[Problem details] Report every line in the records below that holds the word "value".

(Website and app data records)
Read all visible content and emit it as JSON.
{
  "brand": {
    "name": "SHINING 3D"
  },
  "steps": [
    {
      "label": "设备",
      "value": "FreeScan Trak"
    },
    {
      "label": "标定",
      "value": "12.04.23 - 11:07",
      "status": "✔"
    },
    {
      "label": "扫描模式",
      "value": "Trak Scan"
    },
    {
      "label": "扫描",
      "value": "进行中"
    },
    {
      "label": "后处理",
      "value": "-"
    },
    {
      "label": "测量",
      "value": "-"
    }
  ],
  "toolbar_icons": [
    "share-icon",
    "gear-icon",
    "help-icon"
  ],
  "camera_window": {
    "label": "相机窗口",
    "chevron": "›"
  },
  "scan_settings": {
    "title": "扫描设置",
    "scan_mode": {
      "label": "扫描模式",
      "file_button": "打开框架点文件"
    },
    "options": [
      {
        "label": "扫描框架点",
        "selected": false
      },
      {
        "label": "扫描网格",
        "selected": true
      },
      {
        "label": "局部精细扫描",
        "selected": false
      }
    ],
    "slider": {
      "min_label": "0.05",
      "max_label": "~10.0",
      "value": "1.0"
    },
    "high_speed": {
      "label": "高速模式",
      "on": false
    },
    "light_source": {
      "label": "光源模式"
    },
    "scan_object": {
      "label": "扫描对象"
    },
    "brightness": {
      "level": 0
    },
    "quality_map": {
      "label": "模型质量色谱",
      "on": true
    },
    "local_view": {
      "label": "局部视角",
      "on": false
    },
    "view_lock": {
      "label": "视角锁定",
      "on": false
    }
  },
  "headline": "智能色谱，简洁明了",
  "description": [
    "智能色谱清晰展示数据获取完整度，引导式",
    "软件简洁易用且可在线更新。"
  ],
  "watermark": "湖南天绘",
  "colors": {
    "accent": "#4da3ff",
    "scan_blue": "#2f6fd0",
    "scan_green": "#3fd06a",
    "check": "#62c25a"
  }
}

[Result of this task]
      "value": "FreeScan Trak"
      "value": "12.04.23 - 11:07",
      "value": "Trak Scan"
      "value": "进行中"
      "value": "-"
      "value": "-"
      "value": "1.0"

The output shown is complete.